Action item: Each record must be copied in full and unchanged; any image it holds is excluded.

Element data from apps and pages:
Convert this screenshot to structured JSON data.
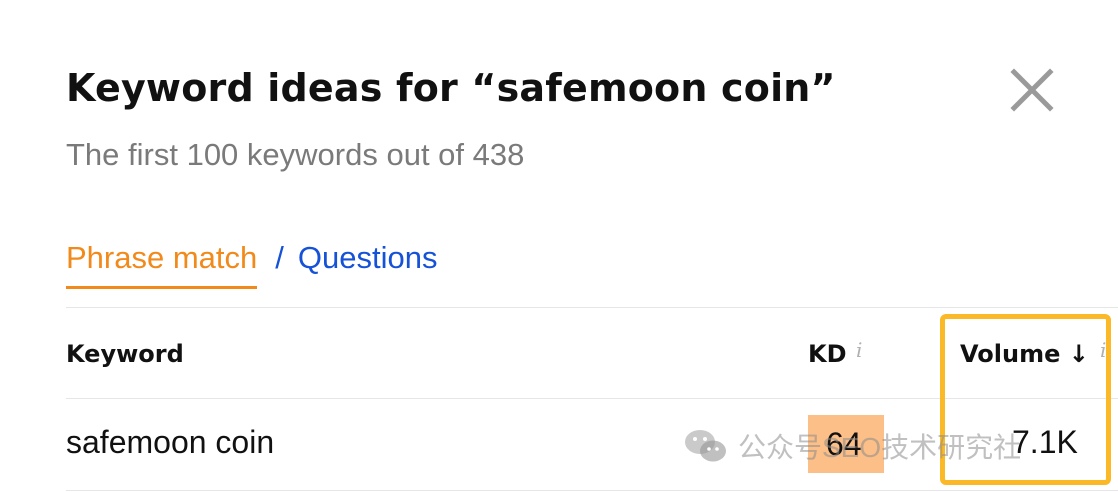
{
  "dialog": {
    "title": "Keyword ideas for “safemoon coin”",
    "subtitle": "The first 100 keywords out of 438"
  },
  "tabs": {
    "active": "Phrase match",
    "separator": "/",
    "other": "Questions"
  },
  "table": {
    "columns": {
      "keyword": "Keyword",
      "kd": "KD",
      "volume": "Volume ↓",
      "info_glyph": "i"
    },
    "rows": [
      {
        "keyword": "safemoon coin",
        "kd": "64",
        "volume": "7.1K"
      }
    ]
  },
  "watermark": {
    "text": "公众号SEO技术研究社",
    "icon": "wechat-icon"
  },
  "colors": {
    "accent_orange": "#f28a1b",
    "link_blue": "#1652d8",
    "kd_badge": "#fbbf87",
    "highlight_box": "#fbb928"
  }
}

Result for this task:
Convert this screenshot to structured JSON data.
{
  "dialog": {
    "title": "Keyword ideas for “safemoon coin”",
    "subtitle": "The first 100 keywords out of 438"
  },
  "tabs": {
    "active": "Phrase match",
    "separator": "/",
    "other": "Questions"
  },
  "table": {
    "columns": {
      "keyword": "Keyword",
      "kd": "KD",
      "volume": "Volume ↓",
      "info_glyph": "i"
    },
    "rows": [
      {
        "keyword": "safemoon coin",
        "kd": "64",
        "volume": "7.1K"
      }
    ]
  },
  "watermark": {
    "text": "公众号SEO技术研究社",
    "icon": "wechat-icon"
  },
  "colors": {
    "accent_orange": "#f28a1b",
    "link_blue": "#1652d8",
    "kd_badge": "#fbbf87",
    "highlight_box": "#fbb928"
  }
}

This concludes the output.